## TASK BRIEF
The lines to copy are those with "your" in them. Pull each one from the entries below.

[Extracted records]
*-*-*
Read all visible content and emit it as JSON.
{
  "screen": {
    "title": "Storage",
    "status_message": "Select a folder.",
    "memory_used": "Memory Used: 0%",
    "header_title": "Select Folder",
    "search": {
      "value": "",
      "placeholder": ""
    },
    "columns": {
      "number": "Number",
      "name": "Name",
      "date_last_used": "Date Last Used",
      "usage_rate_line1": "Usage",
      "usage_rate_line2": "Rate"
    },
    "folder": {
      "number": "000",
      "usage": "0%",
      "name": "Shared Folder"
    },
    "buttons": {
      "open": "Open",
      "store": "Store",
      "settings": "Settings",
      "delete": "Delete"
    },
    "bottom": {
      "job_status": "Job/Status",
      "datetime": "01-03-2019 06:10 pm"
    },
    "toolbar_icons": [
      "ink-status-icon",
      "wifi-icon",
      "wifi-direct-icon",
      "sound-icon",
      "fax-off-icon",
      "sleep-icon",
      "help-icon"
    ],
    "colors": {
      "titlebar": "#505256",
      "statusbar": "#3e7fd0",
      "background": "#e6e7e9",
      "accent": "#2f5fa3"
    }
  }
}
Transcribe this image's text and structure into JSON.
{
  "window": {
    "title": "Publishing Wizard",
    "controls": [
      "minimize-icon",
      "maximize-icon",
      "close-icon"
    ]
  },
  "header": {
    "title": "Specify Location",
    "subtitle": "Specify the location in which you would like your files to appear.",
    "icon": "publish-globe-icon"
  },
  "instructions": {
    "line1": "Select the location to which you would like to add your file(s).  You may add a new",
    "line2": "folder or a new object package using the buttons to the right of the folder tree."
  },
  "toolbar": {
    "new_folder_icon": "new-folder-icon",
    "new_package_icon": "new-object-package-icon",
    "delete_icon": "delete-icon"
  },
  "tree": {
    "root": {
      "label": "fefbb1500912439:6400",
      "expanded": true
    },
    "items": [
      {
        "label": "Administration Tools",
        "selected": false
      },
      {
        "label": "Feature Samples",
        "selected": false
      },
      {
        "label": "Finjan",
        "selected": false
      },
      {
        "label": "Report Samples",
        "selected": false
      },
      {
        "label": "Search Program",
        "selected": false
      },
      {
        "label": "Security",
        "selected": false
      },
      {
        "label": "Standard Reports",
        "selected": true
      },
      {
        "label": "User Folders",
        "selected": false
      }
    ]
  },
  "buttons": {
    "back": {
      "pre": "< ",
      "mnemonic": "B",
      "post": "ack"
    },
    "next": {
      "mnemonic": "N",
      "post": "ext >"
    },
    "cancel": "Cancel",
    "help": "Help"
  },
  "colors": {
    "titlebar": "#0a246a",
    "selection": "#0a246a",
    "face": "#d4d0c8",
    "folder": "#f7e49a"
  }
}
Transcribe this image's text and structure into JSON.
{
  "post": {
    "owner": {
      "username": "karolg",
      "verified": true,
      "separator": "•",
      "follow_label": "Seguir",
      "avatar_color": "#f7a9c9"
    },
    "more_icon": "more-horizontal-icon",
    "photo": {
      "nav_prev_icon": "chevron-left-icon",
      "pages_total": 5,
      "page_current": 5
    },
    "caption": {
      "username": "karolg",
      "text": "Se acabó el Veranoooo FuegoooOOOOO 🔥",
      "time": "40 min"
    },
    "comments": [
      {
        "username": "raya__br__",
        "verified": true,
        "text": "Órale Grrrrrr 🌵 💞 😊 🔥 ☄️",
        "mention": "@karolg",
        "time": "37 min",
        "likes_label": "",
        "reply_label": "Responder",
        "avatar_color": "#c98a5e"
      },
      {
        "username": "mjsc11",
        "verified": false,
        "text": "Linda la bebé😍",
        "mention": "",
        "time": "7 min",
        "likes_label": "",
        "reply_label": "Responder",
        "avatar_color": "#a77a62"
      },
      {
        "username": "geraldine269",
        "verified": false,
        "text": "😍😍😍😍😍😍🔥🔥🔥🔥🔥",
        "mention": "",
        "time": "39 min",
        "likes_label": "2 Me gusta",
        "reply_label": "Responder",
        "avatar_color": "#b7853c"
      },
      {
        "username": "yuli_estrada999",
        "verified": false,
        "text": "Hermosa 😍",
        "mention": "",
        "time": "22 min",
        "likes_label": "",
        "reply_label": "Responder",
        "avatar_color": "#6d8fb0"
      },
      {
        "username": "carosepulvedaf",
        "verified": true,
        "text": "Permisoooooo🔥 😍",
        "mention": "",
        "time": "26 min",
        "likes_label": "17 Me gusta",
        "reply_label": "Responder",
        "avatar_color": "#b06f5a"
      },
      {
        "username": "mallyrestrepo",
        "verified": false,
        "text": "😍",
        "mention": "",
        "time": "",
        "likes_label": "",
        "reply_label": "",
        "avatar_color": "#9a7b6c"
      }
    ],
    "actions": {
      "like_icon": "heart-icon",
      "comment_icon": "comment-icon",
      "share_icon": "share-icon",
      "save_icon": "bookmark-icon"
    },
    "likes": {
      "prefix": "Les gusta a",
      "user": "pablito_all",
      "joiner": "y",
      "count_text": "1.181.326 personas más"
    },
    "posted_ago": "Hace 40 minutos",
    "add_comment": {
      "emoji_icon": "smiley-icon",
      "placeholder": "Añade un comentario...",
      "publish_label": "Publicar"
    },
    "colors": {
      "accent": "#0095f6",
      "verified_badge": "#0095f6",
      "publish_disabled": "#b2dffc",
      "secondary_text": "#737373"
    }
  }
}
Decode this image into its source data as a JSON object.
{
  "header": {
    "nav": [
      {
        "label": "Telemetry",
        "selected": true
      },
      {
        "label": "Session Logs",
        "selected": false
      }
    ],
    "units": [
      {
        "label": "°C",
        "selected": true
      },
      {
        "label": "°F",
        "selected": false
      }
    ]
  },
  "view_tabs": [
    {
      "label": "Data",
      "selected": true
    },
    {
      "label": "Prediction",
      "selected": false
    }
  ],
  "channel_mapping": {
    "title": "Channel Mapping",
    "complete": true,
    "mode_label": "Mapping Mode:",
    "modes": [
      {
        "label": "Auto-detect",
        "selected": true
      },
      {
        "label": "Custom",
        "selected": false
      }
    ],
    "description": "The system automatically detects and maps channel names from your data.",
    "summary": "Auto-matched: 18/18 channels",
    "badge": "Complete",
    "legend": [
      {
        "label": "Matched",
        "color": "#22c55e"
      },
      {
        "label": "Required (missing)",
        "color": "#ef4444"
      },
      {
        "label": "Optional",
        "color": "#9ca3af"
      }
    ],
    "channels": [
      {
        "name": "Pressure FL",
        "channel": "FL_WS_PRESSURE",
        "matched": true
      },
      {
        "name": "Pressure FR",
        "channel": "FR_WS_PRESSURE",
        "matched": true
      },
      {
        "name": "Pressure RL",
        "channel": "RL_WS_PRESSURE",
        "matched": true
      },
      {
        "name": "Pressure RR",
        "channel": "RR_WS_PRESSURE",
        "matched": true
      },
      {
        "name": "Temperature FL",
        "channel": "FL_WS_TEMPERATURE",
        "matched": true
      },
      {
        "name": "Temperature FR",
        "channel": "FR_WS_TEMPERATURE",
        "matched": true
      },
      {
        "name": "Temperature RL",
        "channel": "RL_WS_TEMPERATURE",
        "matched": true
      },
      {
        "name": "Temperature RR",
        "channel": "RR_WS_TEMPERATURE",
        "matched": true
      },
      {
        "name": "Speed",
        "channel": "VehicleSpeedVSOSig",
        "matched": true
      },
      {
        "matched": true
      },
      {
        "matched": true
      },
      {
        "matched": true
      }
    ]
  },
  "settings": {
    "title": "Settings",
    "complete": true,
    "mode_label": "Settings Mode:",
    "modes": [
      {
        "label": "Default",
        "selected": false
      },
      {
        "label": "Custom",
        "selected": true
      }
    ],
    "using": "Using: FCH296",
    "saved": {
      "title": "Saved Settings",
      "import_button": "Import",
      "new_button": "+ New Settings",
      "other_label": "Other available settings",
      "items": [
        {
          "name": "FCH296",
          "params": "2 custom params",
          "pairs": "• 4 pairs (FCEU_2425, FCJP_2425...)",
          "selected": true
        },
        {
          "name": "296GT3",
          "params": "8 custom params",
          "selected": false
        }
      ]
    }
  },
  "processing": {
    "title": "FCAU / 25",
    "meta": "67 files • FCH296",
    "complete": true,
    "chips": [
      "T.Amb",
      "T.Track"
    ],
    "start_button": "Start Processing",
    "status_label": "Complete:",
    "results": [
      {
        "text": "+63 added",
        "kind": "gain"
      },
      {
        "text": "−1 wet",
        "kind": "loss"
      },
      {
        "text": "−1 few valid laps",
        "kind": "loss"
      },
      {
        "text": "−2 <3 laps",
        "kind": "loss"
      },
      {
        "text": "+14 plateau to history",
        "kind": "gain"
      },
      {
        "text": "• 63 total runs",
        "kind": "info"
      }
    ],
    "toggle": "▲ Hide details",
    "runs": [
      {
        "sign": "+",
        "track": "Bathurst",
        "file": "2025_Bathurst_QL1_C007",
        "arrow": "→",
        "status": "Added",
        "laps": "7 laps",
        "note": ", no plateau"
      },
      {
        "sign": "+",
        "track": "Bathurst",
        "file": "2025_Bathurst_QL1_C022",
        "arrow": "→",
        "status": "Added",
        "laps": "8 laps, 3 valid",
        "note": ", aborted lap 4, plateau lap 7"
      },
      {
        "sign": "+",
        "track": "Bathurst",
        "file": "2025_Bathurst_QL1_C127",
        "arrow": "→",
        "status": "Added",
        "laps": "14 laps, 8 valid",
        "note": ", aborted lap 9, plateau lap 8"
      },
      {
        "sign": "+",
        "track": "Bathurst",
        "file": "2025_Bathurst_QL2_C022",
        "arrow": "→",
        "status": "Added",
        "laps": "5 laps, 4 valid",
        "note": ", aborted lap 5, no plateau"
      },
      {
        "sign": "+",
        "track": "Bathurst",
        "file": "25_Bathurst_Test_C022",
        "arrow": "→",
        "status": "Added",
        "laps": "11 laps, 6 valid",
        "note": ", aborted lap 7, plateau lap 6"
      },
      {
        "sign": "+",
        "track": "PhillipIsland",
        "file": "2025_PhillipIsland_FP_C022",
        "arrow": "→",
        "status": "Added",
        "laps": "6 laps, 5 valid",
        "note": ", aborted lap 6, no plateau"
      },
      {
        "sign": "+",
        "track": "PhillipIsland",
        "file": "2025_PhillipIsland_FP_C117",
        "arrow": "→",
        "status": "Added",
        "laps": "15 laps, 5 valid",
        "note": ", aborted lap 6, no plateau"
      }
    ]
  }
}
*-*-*
## WRITTEN SOLUTION
    "subtitle": "Specify the location in which you would like your files to appear.",
    "line1": "Select the location to which you would like to add your file(s).  You may add a new",
    "description": "The system automatically detects and maps channel names from your data.",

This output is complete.